The gig, the music and my relationship with the people there was framed within the context of a series of social media-enabled conversations. I’m not suddenly going to fill Wembley by doing this, but the desire to fill Wembley is a destructive greedy pipe dream that ignores the beauty and value in where my music, career, and relationship with my audience is at NOW. I may one day fill Wembley, but I may also one day meet a benevolent billionaire on a plane who decides to sponsor my music to the tune of £200,000 a year, expecting nothing in return. Neither are a good plan to base a marketing strategy on.

So, forget about the mis-use of the word ‘free’ as applied to the ‘music in exchange for press coverage and gig promotion’ that already-successful multi-million-selling Rock stars do, and start focussing on the conversation you can have with your audience, using your music as a social object around which to build value, cache, excitement, events and value added product/scarcity-based revenue streams.

(A LOT of the stuff in this post is talked about in the Creative Coffee Club podcast That I recorded with Penny Jackson – If you’re interested in this stuff, you really ought to listen to it… )

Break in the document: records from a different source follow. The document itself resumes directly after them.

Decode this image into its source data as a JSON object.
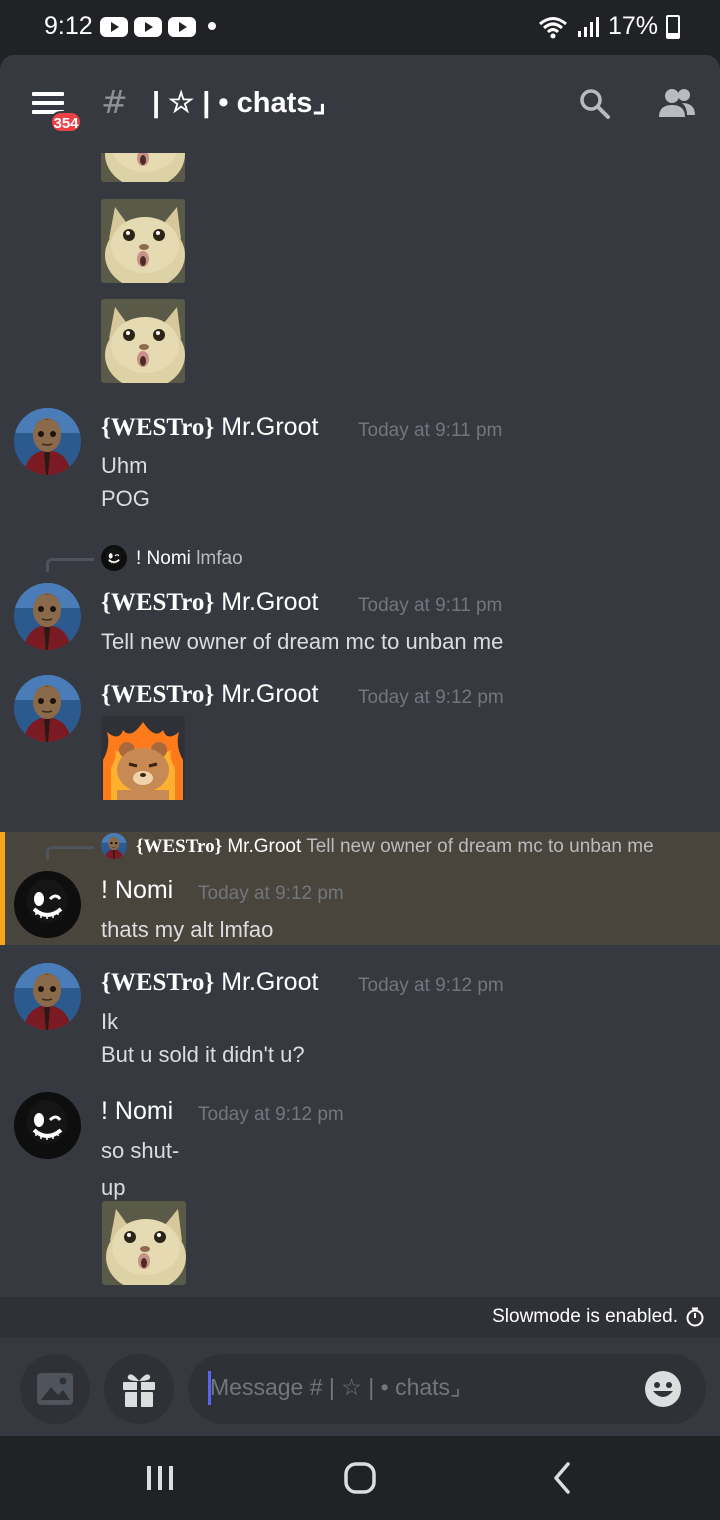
{
  "status_bar": {
    "time": "9:12",
    "battery": "17%"
  },
  "header": {
    "unread_badge": "354",
    "hash": "#",
    "channel_name": "| ☆ |  • chats⌟"
  },
  "messages": {
    "m1": {
      "username_tag": "{WESTro}",
      "username_name": " Mr.Groot",
      "timestamp": "Today at 9:11 pm",
      "lines": [
        "Uhm",
        "POG"
      ]
    },
    "m2": {
      "reply_name": "! Nomi",
      "reply_text": "lmfao",
      "username_tag": "{WESTro}",
      "username_name": " Mr.Groot",
      "timestamp": "Today at 9:11 pm",
      "lines": [
        "Tell new owner of dream mc to unban me"
      ]
    },
    "m3": {
      "username_tag": "{WESTro}",
      "username_name": " Mr.Groot",
      "timestamp": "Today at 9:12 pm"
    },
    "m4": {
      "reply_tag": "{WESTro}",
      "reply_name": " Mr.Groot",
      "reply_text": "Tell new owner of dream mc to unban me",
      "username": "! Nomi",
      "timestamp": "Today at 9:12 pm",
      "lines": [
        "thats my alt lmfao"
      ]
    },
    "m5": {
      "username_tag": "{WESTro}",
      "username_name": " Mr.Groot",
      "timestamp": "Today at 9:12 pm",
      "lines": [
        "Ik",
        "But u sold it didn't u?"
      ]
    },
    "m6": {
      "username": "! Nomi",
      "timestamp": "Today at 9:12 pm",
      "lines": [
        "so shut-",
        "up"
      ]
    }
  },
  "slowmode": {
    "text": "Slowmode is enabled."
  },
  "composer": {
    "placeholder": "Message # | ☆ |  • chats⌟"
  },
  "icons": {
    "menu": "hamburger-icon",
    "search": "search-icon",
    "members": "members-icon",
    "image": "image-icon",
    "gift": "gift-icon",
    "emoji": "emoji-icon",
    "timer": "timer-icon",
    "nav_recent": "recent-apps-icon",
    "nav_home": "home-icon",
    "nav_back": "back-icon"
  },
  "colors": {
    "background": "#36393f",
    "mention_highlight": "#49443c",
    "mention_bar": "#faa61a",
    "badge": "#ed4245",
    "accent": "#5865f2"
  }
}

Tags: Musing on Music · New Music Strategies · tips for musicians

Tuesday night gig in London: don't miss it!

June 2nd, 2008 · 1 Comment

OK, this is VERY last minute news of a gig tomorrow night at Darbucka!

It’ll feature Lobelia and I playing our duo stuff (see Youtube for more on that!), my new trio with Patrick Wood and Roy Dodds (see Reverb Nation to listen to a track from our forthcoming album!), and will also feature Yolanda Charles and Miles Bould (oh yes, unbridled funkiness from two of the most amazing musicians I know) and Lloyd Davis (one man and a ukulele – he’s fab!)

It’s a celebration, which you’ll know all about if you’ve been following Twitter over the weekend, and we’d love for you to be there – So much so that it’s only £3 for you to get in if you say you read about it on the blog when you ge there… Normal tickets are £6.

So bring your friends and come on down. The gig is at Darbucka, on St John’s Street in Clerkenwell, doors are at 7, music starts around 8 and it’s wise to plan to eat there as the food is amazing, either in the restaurant upstairs, or downstairs in the venue. It’s all marvellous.

For more info, if you’re on Facebook, you can check out the facebook event page.

See you there!

Tags: gig dates · Music News